Federal Communications Commission Chairman Kevin J. Martin plans to announce today that the agency will run the test of the transition to digital to work out the kinks before most of the country's broadcasters stop transmitting traditional analog signals and upgrade to digital-only programming. Congress has mandated that broadcasters move to all-digital technology on Feb. 17, 2009.
The test in North Carolina, Martin's home state, is scheduled to take place Sept. 8, five months ahead of schedule. The Wilmington market -- the nation's 135th largest, according to Nielsen Media Research -- is one of the few markets in the country technically able to make the transition early, Martin said. The FCC will monitor the switch to digital programming at Wilmington's four commercial stations to get a better idea of the potential problems other markets can expect on a larger scale next year.

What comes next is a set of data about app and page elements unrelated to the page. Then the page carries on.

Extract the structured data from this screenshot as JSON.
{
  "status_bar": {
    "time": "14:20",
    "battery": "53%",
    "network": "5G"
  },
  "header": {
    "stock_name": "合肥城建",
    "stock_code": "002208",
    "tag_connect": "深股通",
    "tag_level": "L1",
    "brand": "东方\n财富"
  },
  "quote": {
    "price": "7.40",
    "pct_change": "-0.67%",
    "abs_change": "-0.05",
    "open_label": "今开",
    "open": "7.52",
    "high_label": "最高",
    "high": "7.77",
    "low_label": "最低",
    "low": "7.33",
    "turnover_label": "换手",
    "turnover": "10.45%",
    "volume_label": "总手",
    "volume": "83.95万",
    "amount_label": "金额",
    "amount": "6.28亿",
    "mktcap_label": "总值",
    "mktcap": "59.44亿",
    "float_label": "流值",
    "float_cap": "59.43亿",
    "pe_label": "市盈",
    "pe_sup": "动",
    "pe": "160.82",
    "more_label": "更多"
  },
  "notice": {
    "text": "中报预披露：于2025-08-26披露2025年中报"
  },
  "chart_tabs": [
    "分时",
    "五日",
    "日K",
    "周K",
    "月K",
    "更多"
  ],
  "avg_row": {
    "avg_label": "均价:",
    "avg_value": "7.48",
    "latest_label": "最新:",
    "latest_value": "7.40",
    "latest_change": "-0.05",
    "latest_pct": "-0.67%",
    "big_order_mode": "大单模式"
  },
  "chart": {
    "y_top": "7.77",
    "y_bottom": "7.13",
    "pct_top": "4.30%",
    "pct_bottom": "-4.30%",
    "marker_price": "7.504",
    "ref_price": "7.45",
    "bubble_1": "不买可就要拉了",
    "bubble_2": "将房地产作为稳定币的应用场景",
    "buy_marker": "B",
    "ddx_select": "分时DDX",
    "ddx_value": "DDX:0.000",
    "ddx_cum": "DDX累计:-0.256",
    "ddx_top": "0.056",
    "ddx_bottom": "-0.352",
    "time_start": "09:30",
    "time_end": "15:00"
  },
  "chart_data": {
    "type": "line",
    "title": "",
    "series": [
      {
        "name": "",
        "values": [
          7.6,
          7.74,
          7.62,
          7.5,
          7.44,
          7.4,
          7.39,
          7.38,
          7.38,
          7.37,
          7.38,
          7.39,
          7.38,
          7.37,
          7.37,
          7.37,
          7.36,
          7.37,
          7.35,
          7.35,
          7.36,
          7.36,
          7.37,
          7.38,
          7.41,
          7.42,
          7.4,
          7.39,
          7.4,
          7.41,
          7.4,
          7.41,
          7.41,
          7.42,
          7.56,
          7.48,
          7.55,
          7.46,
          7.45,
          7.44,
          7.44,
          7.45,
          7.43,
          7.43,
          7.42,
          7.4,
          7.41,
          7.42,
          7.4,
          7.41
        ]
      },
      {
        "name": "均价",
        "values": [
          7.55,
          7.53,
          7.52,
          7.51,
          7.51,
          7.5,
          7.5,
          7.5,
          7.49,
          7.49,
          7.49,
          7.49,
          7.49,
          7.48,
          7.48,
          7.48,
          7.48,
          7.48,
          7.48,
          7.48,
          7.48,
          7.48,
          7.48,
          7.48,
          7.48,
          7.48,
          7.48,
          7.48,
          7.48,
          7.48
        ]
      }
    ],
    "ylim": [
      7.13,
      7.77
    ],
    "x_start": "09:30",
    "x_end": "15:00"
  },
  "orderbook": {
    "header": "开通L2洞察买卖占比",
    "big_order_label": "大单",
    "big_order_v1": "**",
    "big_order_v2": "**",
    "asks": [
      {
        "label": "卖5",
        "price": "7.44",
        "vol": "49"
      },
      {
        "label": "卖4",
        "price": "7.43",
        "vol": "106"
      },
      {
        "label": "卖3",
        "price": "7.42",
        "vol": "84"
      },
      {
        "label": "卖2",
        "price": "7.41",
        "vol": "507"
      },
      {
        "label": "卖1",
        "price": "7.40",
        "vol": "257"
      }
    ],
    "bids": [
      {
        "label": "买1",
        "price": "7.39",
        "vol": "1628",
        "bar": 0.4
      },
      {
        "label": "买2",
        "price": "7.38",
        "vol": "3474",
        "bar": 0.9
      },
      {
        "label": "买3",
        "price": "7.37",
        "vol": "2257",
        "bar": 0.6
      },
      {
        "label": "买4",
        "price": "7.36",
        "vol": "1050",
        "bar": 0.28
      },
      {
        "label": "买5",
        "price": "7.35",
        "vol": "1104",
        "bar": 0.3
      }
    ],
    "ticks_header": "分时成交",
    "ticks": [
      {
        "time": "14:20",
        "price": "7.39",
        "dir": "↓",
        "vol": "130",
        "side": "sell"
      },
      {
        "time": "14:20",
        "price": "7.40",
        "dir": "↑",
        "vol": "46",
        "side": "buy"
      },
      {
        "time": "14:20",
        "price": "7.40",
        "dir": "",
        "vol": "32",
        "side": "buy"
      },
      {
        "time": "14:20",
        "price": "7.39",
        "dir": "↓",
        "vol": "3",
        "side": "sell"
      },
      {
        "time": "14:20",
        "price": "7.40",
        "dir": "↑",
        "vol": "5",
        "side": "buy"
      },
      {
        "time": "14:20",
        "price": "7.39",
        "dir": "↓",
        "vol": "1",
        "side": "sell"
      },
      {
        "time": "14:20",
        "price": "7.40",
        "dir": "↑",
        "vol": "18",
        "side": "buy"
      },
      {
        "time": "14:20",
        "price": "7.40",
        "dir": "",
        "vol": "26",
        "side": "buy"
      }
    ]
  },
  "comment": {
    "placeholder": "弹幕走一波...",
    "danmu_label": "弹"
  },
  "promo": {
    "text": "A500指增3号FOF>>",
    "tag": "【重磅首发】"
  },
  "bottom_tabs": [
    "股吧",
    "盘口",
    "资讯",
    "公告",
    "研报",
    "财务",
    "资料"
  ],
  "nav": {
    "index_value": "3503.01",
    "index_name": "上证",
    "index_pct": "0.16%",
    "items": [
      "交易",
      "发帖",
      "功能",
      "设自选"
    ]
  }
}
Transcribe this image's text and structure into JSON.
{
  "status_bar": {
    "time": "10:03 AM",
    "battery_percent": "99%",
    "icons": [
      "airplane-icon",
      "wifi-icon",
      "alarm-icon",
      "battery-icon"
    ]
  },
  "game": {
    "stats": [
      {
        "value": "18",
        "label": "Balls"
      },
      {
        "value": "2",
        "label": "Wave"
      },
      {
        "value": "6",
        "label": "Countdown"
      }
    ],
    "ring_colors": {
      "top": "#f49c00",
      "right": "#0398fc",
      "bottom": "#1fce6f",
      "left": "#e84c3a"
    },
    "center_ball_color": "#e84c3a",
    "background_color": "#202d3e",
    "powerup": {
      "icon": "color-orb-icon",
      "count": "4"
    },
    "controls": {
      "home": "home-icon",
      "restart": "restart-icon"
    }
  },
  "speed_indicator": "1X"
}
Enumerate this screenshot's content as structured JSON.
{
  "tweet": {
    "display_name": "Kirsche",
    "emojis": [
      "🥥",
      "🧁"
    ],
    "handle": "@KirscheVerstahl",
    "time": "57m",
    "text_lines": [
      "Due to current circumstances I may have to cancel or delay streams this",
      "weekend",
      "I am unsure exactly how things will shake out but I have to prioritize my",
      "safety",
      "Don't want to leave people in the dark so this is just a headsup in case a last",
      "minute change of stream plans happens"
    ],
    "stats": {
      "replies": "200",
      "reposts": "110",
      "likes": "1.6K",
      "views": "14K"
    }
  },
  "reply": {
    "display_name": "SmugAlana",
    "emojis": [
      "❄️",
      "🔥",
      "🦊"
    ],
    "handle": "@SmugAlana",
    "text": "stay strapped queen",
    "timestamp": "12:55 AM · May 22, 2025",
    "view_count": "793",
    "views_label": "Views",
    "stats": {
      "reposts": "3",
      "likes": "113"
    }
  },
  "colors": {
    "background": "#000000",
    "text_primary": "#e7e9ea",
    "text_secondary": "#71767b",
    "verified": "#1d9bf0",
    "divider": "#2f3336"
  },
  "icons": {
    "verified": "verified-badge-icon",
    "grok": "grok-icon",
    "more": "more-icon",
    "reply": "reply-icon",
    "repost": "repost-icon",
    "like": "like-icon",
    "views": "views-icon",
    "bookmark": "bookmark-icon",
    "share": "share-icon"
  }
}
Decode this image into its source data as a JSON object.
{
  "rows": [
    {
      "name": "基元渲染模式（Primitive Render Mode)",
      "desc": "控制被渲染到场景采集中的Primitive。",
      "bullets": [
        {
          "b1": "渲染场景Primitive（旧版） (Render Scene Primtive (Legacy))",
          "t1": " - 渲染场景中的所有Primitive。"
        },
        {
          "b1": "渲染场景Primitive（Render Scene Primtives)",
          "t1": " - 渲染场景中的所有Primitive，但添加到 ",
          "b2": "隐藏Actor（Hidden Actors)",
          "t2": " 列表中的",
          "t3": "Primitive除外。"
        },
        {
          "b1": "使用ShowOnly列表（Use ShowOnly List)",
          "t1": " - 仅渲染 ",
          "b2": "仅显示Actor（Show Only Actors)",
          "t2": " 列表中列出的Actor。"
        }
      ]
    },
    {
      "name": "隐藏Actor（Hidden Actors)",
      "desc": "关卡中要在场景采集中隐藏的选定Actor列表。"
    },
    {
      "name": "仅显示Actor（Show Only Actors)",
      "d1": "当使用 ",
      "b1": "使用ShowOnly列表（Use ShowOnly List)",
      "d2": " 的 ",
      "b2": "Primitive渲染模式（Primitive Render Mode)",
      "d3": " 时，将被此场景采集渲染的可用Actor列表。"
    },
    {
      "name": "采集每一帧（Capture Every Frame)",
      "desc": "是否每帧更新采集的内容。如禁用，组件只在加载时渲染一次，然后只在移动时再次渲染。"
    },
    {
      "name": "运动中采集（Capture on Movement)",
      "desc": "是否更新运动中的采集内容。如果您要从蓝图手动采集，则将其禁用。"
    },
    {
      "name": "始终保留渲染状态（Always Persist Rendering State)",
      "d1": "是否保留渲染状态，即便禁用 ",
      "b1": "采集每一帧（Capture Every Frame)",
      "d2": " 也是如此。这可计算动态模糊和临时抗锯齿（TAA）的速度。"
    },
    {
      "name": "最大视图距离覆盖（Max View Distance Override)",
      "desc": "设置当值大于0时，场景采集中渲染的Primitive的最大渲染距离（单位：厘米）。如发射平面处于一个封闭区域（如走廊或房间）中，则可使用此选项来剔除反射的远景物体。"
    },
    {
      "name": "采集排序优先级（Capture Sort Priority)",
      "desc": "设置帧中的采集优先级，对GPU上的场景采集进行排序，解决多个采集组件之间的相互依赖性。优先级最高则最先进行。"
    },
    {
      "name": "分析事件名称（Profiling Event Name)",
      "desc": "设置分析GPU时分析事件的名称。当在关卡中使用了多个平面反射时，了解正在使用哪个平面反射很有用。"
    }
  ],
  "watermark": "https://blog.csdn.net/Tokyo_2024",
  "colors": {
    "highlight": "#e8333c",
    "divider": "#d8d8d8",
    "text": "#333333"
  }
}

"The reason we're undergoing this is to make sure we've done everything right from a technical perspective," Martin said. "We're putting everything in place to make sure consumers are informed about the transition and prepared for it."
FCC Commissioner Michael J. Copps has been pushing for a test in a small market where broadcast stations' digital signals are already aired on the channels on which they will be found when the official digital transition occurs.
In a letter he sent to Martin in March, Copps said a test run would help to ensure the national shift goes more smoothly.
"Broadway shows open on the road to work out the kinks before opening night," he wrote. "The DTV transition deserves no less."
He said that other nations switching to digital technology, such as the United Kingdom, have allowed stations in various markets to make the switch on staggered schedules to minimize disruption for consumers.
Copps said yesterday he thinks Wilmington's early switch is a "positive step forward" in the overall preparations for the transition. He said he hopes additional, larger markets will also "step up to gain real-world experience" ahead of the official analog switch-off.
The FCC has been looking for other smaller markets to make the switch early, but many broadcasters have been unwilling to risk losing advertising dollars and angering viewers by speeding up the process.
After Feb. 17, viewers using analog TV sets that rely on antennas to receive over-the-air signals will need a converter box to keep watching their favorite shows. Television viewers can apply for a $40 coupon from the government to help offset the cost of the boxes. So far, about 1 million coupons have been redeemed, according to the National Telecommunications and Information Administration, the agency within the Commerce Department administering the coupon program.
Subscribers to cable and satellite services should not have to do anything to keep watching TV.
Many broadcasters already air digital programming. But many stations in larger cities are still putting in place new antennas and other equipment needed to switch entirely to digital.
Martin said FCC representatives will be in Wilmington before and after the switch to help educate consumers about the transition.